Costa Rican Phrases You Should Know Before You Go

If you’re planning a trip to Costa Rica or any other Spanish-speaking country, brushing up on the local vocabulary is a good idea. This includes Costa Rican-specific phrases you’ll likely hear during your stay. In this article, we’ll look at some of the most important and commonly used Costa Rican words you should know.

¡Pura Vida! – The Meaning Behind Costa Rica’s Most Famous Phrase

One phrase you’ll hear everywhere in Costa Rica is “¡Pura Vida!” which translates to “Pure Life” in English. You’ll find it plastered on signs, menus, clothing, and almost any souvenir within the country. It is a positive phrase about seizing the moment and enjoying life.

You’ll hear it being used as a greeting, in the middle of a conversation, or after someone has said or heard something exciting. It’s a phrase with a “one-size-fits-all” usage and is the most common of all the Costa Rican words.

Addressing People in Costa Rica

When addressing someone in Costa Rica, knowing the appropriate words to use is essential. Unlike many other Spanish-speaking countries, “usted” is the preferred term of address for everyone, even if you’re close to the person. “Tú” is rarely used. Instead, Costa Ricans use “vos.”

The word “mae” is also commonly used as slang for “dude,” but it’s reserved for use between close friends only. If you’re not intimate with someone, it’s best to use their proper name or “usted.”

Tuanis – A Phrase That Means “Cool”

Another famous phrase in Costa Rica is “tuanis.” This word means “good” or “cool” and can be used to express excitement about anything. If someone says something interesting, cool, or exciting, you can respond with “¡Tuanis!”

Estar de goma – Slang for “Hangover.”

If you happen to overindulge in the local beverages, you might find yourself experiencing a hangover. In Costa Rica, they have a phrase for this: “estar de goma.” If you were to drink too many beers the night before, you could say: “Hoy, yo estoy de goma.”

Suave – The Phrase That Means “Calm Down”

If you’re arguing with someone, and things start to get heated, you might hear the phrase “suave” being used. It’s a common phrase to tell someone to “calm down.” If you and a friend get into a heated exchange, you can say: “¡Suave, mae!” which means “Take it easy!”

Al chile – Slang for “Are You Serious?”
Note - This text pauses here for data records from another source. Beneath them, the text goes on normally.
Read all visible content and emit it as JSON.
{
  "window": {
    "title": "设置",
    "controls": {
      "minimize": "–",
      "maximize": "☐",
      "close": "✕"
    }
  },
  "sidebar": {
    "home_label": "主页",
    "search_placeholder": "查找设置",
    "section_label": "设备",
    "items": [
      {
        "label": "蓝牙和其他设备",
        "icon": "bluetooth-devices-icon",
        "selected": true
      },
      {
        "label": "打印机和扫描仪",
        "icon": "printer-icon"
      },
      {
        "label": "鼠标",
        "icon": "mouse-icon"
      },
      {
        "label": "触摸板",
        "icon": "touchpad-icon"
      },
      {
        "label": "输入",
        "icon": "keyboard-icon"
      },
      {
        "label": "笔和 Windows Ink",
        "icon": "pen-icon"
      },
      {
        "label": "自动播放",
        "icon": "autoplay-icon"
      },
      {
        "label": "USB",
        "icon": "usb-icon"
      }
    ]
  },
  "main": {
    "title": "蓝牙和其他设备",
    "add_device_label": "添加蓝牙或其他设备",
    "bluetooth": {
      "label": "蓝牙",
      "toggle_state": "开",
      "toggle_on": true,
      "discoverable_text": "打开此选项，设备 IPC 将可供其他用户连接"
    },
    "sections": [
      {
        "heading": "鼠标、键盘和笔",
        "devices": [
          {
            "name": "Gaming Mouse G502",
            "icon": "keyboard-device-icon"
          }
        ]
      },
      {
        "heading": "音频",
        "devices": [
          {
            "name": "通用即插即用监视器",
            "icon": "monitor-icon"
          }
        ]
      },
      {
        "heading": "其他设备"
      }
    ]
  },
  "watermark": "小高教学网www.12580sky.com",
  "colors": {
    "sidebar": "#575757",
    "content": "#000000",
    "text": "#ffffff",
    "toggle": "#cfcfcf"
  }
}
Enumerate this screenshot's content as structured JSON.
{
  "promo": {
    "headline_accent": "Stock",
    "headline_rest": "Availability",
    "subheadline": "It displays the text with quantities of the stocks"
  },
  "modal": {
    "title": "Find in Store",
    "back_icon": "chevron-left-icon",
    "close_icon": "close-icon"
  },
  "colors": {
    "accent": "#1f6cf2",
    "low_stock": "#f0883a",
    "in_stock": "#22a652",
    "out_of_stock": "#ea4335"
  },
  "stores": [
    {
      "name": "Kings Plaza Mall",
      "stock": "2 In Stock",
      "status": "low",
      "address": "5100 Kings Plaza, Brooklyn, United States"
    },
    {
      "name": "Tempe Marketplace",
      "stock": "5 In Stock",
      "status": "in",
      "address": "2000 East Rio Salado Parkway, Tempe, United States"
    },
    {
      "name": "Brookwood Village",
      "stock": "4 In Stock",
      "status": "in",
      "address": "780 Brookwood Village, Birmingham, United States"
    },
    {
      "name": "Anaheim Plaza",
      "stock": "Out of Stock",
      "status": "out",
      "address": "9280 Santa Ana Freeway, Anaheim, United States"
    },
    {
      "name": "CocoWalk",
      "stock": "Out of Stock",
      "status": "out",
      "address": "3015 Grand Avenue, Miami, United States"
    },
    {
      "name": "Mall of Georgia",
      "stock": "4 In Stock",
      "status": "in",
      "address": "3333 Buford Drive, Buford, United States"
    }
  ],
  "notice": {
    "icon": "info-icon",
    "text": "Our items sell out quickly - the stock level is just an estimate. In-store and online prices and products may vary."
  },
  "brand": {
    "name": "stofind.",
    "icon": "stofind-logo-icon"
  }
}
If someone tells you something hard to believe, you might hear the phrase “Al chile” being used in response. It expresses surprise or shock in response to what someone says. It translates to “Really?” or “Are you serious?”


These are just a few of the many Costa Rican phrases you will hear during your stay. Spend enough time in the country, and you’ll learn much more! Learning a few words can help you better connect with the locals and understand their culture. So, before you go to Costa Rica, brush up on these essential phrases to help you have a more enjoyable and memorable experience.

-Written by Glenn Tellier (Founder of CRIE and Grupo Gap).

[email protected]


Frequently Asked Questions

Why is it essential to learn Costa Rican phrases before visiting the country?

Learning the local vocabulary is essential to understanding the culture and communicating effectively with locals. It can also make your trip more enjoyable and help you avoid misunderstandings.

What does “Pura Vida” mean?

“Pura Vida” translates to “Pure Life” and is a typical Costa Rican phrase representing a positive attitude and embracing the moment.

When should “tú” be used instead of “usted” in Costa Rica?

“Tú” is rarely used in Costa Rica, and it’s better to use “usted” when addressing someone, even if you’re close with them. “Vos” is a more commonly used informal pronoun.

What does “Tuanis” mean?

“Tuanis” is a Costa Rican slang term that means “good” or “cool” and can express excitement about anything.

Can anyone use the term “mae” in Costa Rica? A: The term “mae” is reserved for use between close friends and shouldn’t be used to address someone you just met.

What is the meaning of “Estar de goma”?

“Estar de goma” means to have a hangover and can be used to describe the feeling after drinking too much.

When is it appropriate to use “suave”?

“Suave,” tells someone to calm down during an argument or heated exchange.

What does “Al chile” mean?

“Al chile” expresses surprise or shock in response to something someone says and can be translated to “Really?” or “Are you serious?”



Fill out the form below to determine your residency category. Or click here!

  • First Step
  • Final Step

Select all options that apply to you

Pensionado (Pension/Disability) Category

Rentista (Fixed Income) Category

Inversionista (Investor) Category

Family ties with a Costa Rican Resident/Citizen Category

My residency company let me down

I am not sure.

Personal Information


Looking for a Loan? – Click HERE.
Looking for Real Estate? – Click HERE.
Looking for Profitable Investments? – Click HERE.

Add Your Comment

This site uses Akismet to reduce spam. Learn how your comment data is processed.